I realise that Prisoners Abroad is uniquely positioned; we see the importance of humanitarian actions and human dignity; we see the vastly complex and varying criminal justice systems in 100 countries around the world; we see the cultural differences in countries’ approach to dealing with criminality, with some actions being criminal in one country and not in another; we see people in desperate need who can’t wait for a criminal justice process to prove them innocent as that might go on for years and they need help now.

I could have written these points 20 years ago because they were just as valid then as they are today. People have said that I must have seen a lot of change …. well, I have and I haven’t! Nothing has changed and yet everything has.

The demand for our support and services hasn’t gone away – there will always be people who commit crimes, be that intentionally or those who find themselves caught up in a situation there seems no way out of.

But the thread that runs through all our work is our core value of providing a service in a non-judgmental way.

Patterns of offending around the world change alongside political regimes, so we are constantly adapting to the issues and needs this raises for Britons detained overseas.
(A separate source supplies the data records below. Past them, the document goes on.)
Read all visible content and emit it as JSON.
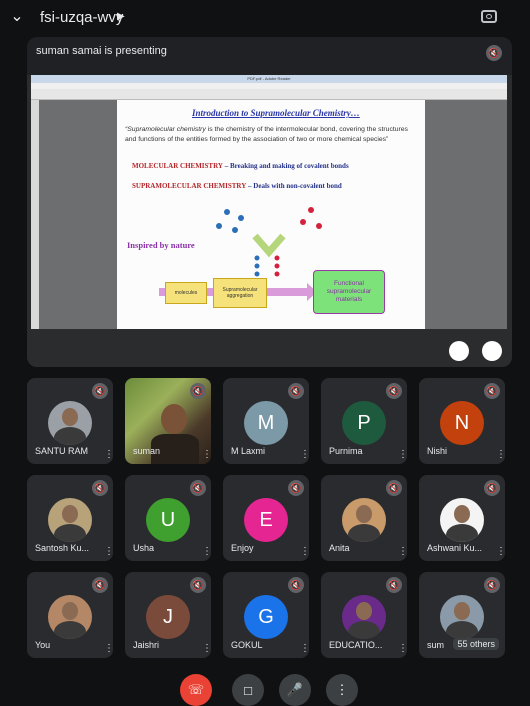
{
  "header": {
    "meeting_code": "fsi-uzqa-wvy"
  },
  "presentation": {
    "label": "suman samai is presenting",
    "window_title": "PDF.pdf - Adobe Reader",
    "slide": {
      "title": "Introduction to Supramolecular Chemistry…",
      "definition_prefix": "“Supramolecular chemistry",
      "definition_rest": " is the chemistry of the intermolecular bond, covering the structures and functions of the entities formed by the association of two or more chemical species”",
      "molecular_label": "MOLECULAR CHEMISTRY",
      "molecular_desc": " – Breaking and making of covalent bonds",
      "supra_label": "SUPRAMOLECULAR CHEMISTRY",
      "supra_desc": " – Deals with non-covalent bond",
      "inspired": "Inspired by nature",
      "box1": "molecules",
      "box2": "Supramolecular aggregation",
      "box3": "Functional supramolecular materials"
    }
  },
  "participants": [
    {
      "name": "SANTU RAM",
      "avatar": "photo",
      "letter": "",
      "color": "#9aa0a6"
    },
    {
      "name": "suman",
      "avatar": "video",
      "letter": "",
      "color": "#6b8c3a"
    },
    {
      "name": "M Laxmi",
      "avatar": "letter",
      "letter": "M",
      "color": "#7b99a6"
    },
    {
      "name": "Purnima",
      "avatar": "letter",
      "letter": "P",
      "color": "#1e5b3e"
    },
    {
      "name": "Nishi",
      "avatar": "letter",
      "letter": "N",
      "color": "#c2410c"
    },
    {
      "name": "Santosh Ku...",
      "avatar": "photo",
      "letter": "",
      "color": "#b7a27a"
    },
    {
      "name": "Usha",
      "avatar": "letter",
      "letter": "U",
      "color": "#3f9f2f"
    },
    {
      "name": "Enjoy",
      "avatar": "letter",
      "letter": "E",
      "color": "#e52592"
    },
    {
      "name": "Anita",
      "avatar": "photo",
      "letter": "",
      "color": "#c99a6a"
    },
    {
      "name": "Ashwani Ku...",
      "avatar": "photo",
      "letter": "",
      "color": "#f4f4f4"
    },
    {
      "name": "You",
      "avatar": "photo",
      "letter": "",
      "color": "#b48866"
    },
    {
      "name": "Jaishri",
      "avatar": "letter",
      "letter": "J",
      "color": "#7a4a3a"
    },
    {
      "name": "GOKUL",
      "avatar": "letter",
      "letter": "G",
      "color": "#1a73e8"
    },
    {
      "name": "EDUCATIO...",
      "avatar": "photo",
      "letter": "",
      "color": "#6a2a8a"
    },
    {
      "name": "sum",
      "avatar": "photo",
      "letter": "",
      "color": "#8a9aa8"
    }
  ],
  "others_count": "55 others",
  "controls": {
    "end_call_icon": "phone-hangup-icon",
    "camera_icon": "camera-off-icon",
    "mic_icon": "mic-off-icon",
    "more_icon": "more-vert-icon"
  },
  "colors": {
    "end_call": "#ea4335",
    "tile_bg": "#2a2b2e",
    "background": "#101113"
  }
}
In the mid-2000s, the drug routes from South America meant large numbers of people were detained in Venezuela, Bolivia, Peru and Brazil. Thailand decided to deport tourists who had overstayed their visas, and the number of women used as drug mules and needing our support for smuggling offences in the Caribbean was at an all-time high.

In 2016, we saw the first of the deportees from Australia after serving long sentences and with no connections left in the UK. Even before Brexit, we saw the mass migration of people across Europe and the increase in people smuggling. Prisoners Abroad sees the individual impact of these moments in human history.
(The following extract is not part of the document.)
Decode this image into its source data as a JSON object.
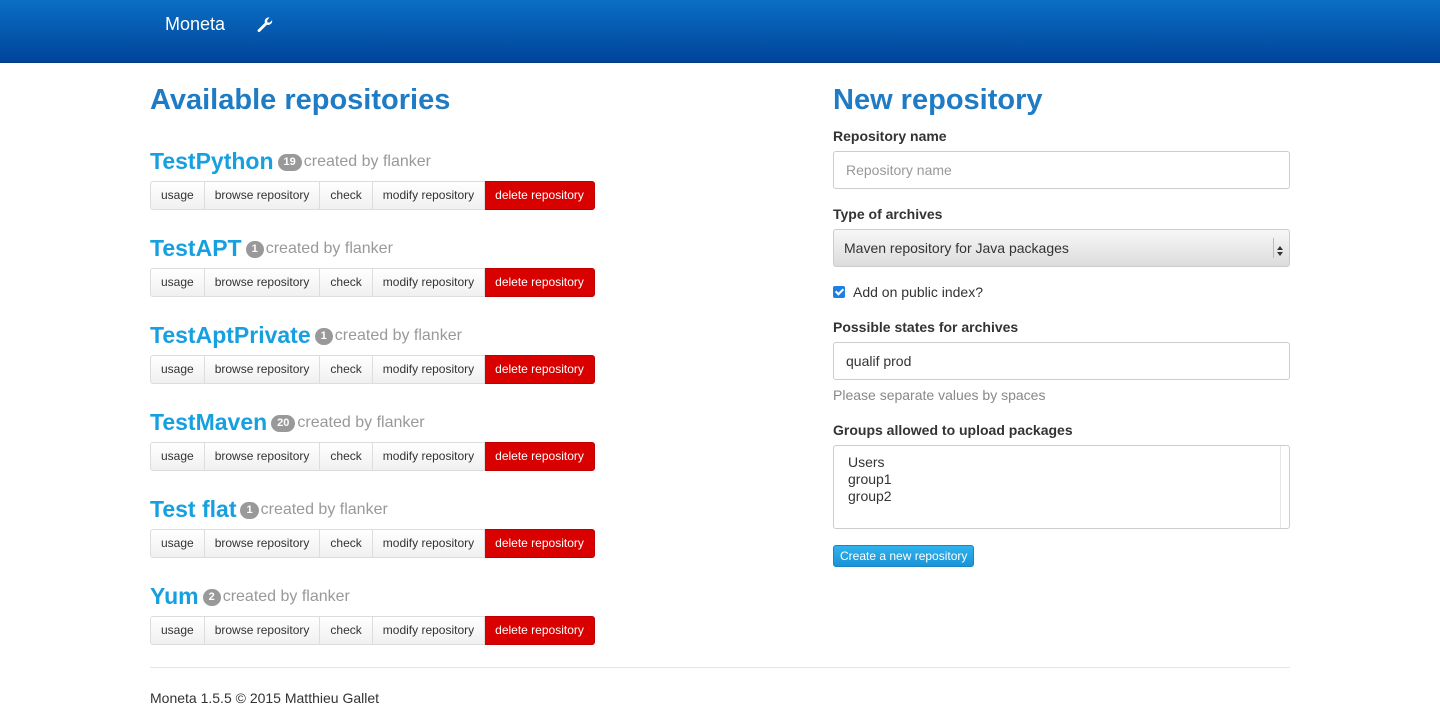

Alongside the situation for the person detained, the ‘fall out’ very often includes family members – from spouses to parents, siblings and children. The news of your loved one being detained abroad is devastating and debilitating. It brings with it a cloak of loneliness and social isolation, confusion, slow and unclear communication, sometimes great financial expense and even worse, the bullying and intimidation often experienced by prisoners can reach outside prisons to their families too.

These are all things that this small British charity cannot change, but it can inform, communicate and emotionally support people going through it.
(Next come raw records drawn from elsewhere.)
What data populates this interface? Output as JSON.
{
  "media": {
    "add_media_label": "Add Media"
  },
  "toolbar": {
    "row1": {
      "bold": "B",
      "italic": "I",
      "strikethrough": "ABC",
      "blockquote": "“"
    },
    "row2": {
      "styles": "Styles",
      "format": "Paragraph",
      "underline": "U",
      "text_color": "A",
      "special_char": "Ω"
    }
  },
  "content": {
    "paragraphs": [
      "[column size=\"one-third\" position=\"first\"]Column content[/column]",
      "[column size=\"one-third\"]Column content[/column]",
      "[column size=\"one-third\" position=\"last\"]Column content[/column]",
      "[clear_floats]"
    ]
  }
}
We do so much more which is often hidden from plain sight – at all times, we try to support prisoners and families as holistically as possible by providing for their needs from the beginning of the imprisonment to release and then return. In supporting this organisation, we are all saving lives.

There is still, of course, so much work to do - our services are needed day-in and day-out, year-in and year-out. But I want to sign off by paying tribute to the founders of Prisoners Abroad – Chris, Craig and Joe. It is immensely sad that none of them are here today to see what all their efforts have achieved – the numbers of people who have been helped, the lives that have been affected positively, the opportunities that have been given and taken, the doors into new beginnings that have been opened.

It takes a great deal of coordinated effort to make an organisation like this work effectively – but Craig, Joe and Chris would recognise the non-judgmental and humanitarian values that guide everything we do today as they are the ones they used almost 45 years ago.

I hope that in another 20 years, they will still be the foundation stones that this great organisation is built upon.

Being offered a lifeline can change everything. 

Prisoners Abroad translates human rights law into practical life-saving actions by providing prisoners access to vitamins and essential food, emergency medical care, freepost envelopes to keep in touch with home and books and magazines to help sustain mental health.

Can you help to support our life-saving work by donating today?